*** Begin section ***

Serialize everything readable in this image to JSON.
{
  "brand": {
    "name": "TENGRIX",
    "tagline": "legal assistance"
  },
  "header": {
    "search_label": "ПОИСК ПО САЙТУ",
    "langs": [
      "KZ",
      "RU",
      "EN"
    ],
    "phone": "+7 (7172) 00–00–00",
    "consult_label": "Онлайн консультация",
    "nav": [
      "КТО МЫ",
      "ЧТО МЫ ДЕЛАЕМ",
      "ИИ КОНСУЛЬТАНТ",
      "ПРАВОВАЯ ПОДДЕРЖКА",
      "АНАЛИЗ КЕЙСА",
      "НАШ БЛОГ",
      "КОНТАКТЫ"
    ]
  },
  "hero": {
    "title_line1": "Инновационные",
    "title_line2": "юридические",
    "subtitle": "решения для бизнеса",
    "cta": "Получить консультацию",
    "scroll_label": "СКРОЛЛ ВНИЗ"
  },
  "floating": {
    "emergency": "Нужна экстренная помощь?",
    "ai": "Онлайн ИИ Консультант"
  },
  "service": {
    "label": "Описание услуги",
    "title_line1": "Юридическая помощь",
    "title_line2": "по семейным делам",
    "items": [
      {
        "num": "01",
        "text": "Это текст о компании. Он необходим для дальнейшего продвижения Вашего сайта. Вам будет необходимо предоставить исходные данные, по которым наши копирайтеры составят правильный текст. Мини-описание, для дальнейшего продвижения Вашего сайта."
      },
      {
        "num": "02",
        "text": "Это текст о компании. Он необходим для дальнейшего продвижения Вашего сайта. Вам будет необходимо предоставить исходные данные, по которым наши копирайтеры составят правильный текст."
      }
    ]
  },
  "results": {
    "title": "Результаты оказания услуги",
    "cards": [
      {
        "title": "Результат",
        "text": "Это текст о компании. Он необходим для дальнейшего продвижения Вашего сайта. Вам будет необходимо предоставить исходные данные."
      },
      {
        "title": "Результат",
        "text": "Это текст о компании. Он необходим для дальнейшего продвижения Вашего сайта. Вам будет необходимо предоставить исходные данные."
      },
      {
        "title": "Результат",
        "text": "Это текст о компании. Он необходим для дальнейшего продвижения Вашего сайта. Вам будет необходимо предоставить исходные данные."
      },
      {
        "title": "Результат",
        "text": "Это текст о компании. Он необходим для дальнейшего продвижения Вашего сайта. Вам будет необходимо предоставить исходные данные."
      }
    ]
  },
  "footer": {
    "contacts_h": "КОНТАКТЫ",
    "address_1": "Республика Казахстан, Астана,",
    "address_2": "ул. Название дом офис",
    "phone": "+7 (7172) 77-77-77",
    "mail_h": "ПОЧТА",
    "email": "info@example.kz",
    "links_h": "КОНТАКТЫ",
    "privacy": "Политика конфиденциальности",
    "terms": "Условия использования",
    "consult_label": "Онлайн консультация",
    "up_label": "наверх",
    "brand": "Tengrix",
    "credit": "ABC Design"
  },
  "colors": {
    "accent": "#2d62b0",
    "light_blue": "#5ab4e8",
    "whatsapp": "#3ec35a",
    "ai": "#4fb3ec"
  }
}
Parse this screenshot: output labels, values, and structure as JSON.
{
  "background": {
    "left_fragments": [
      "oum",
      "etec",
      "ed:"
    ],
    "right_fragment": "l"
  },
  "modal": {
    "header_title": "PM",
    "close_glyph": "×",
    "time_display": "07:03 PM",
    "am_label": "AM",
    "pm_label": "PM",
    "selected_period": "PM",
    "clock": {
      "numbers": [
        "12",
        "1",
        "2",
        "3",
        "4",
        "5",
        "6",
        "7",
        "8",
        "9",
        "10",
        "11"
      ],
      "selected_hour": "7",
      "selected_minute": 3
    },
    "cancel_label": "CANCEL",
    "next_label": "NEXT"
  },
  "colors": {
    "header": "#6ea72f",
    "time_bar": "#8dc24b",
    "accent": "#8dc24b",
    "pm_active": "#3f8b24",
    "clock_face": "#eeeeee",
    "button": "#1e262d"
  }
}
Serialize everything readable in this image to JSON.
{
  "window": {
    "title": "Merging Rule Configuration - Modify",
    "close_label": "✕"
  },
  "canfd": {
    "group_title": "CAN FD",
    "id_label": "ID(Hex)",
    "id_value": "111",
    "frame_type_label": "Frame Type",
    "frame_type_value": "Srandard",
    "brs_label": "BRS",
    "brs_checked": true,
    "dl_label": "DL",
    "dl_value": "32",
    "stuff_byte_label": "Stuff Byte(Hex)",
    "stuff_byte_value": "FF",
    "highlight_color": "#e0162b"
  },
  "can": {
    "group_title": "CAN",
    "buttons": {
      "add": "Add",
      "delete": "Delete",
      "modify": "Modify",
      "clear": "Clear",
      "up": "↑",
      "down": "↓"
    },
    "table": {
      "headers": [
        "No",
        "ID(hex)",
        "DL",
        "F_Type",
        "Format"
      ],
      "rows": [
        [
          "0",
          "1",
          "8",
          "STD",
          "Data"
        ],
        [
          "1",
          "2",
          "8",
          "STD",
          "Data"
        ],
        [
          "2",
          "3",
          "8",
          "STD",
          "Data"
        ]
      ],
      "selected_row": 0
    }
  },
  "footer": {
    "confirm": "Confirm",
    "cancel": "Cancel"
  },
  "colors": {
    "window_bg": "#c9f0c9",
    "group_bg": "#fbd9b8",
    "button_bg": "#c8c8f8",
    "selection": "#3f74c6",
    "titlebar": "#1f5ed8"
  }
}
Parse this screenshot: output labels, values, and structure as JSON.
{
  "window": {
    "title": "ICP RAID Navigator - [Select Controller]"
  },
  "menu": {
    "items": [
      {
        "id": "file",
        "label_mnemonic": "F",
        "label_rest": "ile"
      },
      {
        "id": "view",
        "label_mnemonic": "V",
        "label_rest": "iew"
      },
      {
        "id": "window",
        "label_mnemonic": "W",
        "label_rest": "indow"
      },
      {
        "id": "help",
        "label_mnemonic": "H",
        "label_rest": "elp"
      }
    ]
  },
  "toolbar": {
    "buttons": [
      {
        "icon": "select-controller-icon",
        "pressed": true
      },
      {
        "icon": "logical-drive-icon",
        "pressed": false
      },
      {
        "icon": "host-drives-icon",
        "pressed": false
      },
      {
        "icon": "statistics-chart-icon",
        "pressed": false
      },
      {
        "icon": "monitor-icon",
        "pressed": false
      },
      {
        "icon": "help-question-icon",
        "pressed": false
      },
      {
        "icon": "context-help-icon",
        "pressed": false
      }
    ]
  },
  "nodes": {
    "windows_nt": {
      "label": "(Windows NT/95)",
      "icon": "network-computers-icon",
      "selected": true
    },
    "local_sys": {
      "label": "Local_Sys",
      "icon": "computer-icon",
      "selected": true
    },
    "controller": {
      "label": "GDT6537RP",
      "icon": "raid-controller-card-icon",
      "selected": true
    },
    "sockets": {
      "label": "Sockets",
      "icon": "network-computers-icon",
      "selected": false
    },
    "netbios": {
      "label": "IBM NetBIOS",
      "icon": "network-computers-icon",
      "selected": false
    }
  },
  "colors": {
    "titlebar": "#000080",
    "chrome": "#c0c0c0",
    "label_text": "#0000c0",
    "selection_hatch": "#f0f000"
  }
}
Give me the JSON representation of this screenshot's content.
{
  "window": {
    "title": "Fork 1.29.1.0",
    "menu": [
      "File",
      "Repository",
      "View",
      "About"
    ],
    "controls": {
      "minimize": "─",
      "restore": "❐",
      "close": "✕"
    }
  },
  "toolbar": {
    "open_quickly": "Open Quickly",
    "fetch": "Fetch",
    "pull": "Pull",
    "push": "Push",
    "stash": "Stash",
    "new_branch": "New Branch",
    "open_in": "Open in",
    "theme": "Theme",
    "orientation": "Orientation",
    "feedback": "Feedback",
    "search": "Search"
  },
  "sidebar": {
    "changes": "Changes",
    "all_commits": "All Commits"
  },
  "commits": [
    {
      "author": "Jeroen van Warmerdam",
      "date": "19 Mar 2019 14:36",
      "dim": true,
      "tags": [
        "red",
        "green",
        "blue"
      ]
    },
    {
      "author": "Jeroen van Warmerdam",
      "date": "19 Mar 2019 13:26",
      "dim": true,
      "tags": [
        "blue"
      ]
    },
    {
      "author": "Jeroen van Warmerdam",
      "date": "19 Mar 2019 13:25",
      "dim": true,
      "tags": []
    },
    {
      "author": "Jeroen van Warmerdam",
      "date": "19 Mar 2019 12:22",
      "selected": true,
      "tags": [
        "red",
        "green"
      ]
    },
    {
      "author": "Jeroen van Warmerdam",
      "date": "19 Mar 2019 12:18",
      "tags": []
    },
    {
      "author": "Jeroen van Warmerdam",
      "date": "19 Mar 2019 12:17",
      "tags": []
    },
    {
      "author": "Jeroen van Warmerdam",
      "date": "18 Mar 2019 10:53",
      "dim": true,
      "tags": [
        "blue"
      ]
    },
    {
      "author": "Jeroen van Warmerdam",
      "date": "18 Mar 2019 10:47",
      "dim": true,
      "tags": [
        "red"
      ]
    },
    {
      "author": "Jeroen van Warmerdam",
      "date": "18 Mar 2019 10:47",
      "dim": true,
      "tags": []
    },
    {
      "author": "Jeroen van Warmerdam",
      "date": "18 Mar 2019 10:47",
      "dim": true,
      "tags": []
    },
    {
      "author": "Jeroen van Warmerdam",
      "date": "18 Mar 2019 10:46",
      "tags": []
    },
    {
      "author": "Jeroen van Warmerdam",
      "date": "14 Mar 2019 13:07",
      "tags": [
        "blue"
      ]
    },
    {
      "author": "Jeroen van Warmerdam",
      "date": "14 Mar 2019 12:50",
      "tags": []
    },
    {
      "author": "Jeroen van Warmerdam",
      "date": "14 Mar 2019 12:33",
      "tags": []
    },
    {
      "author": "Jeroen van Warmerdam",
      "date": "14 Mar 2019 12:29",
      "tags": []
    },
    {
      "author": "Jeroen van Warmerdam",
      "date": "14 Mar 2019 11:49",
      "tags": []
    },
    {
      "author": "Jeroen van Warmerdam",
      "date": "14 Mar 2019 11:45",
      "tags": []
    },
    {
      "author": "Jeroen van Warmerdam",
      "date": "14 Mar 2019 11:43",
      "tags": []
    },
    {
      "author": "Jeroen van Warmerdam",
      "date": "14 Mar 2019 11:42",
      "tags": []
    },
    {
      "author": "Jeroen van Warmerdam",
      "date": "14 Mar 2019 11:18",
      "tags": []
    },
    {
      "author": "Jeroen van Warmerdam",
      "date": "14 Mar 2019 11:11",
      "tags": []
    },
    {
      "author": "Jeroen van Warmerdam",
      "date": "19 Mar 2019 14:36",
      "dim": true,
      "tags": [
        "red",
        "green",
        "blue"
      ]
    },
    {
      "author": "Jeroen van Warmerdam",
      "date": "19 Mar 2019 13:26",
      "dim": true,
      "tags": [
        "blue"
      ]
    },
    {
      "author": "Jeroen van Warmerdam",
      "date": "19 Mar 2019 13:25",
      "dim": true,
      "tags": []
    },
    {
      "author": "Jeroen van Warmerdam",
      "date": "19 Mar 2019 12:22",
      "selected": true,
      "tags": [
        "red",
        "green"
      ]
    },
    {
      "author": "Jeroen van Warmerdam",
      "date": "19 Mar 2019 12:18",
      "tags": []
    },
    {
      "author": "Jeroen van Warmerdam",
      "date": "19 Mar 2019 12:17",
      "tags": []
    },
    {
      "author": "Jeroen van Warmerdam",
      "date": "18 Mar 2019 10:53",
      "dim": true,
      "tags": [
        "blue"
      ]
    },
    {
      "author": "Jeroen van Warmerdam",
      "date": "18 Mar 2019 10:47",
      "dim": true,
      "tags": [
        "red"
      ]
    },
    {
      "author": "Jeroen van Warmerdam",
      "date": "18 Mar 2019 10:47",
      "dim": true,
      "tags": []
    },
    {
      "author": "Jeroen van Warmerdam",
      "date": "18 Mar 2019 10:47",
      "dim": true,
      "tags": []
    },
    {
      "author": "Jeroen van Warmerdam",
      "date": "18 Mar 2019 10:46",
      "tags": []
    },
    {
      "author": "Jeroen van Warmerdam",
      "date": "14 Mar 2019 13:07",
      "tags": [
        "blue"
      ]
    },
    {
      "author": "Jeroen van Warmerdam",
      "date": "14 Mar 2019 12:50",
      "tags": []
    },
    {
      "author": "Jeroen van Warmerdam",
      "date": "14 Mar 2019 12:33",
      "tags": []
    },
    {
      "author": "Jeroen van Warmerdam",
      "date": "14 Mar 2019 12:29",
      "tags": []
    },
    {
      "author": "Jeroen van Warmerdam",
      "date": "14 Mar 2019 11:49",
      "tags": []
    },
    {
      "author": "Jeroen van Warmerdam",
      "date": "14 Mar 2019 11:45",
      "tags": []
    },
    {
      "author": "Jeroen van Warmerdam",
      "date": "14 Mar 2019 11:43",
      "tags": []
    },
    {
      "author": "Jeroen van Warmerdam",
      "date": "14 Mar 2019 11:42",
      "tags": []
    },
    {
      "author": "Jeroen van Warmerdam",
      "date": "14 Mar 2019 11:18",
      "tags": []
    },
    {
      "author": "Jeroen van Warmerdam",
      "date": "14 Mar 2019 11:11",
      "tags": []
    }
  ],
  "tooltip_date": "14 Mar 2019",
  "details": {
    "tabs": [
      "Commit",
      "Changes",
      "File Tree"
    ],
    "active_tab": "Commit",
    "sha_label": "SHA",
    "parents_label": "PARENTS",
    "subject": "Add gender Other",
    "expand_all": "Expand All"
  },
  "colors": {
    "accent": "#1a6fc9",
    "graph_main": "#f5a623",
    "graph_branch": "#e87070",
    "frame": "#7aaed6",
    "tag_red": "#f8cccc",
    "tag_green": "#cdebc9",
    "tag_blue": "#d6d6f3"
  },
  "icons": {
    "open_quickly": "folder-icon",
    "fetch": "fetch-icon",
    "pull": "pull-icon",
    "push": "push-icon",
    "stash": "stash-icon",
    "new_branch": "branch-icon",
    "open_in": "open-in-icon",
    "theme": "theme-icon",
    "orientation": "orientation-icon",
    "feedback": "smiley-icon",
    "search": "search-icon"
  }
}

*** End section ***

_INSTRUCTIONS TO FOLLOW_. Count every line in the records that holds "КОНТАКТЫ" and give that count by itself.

_ANSWER BOX_. 3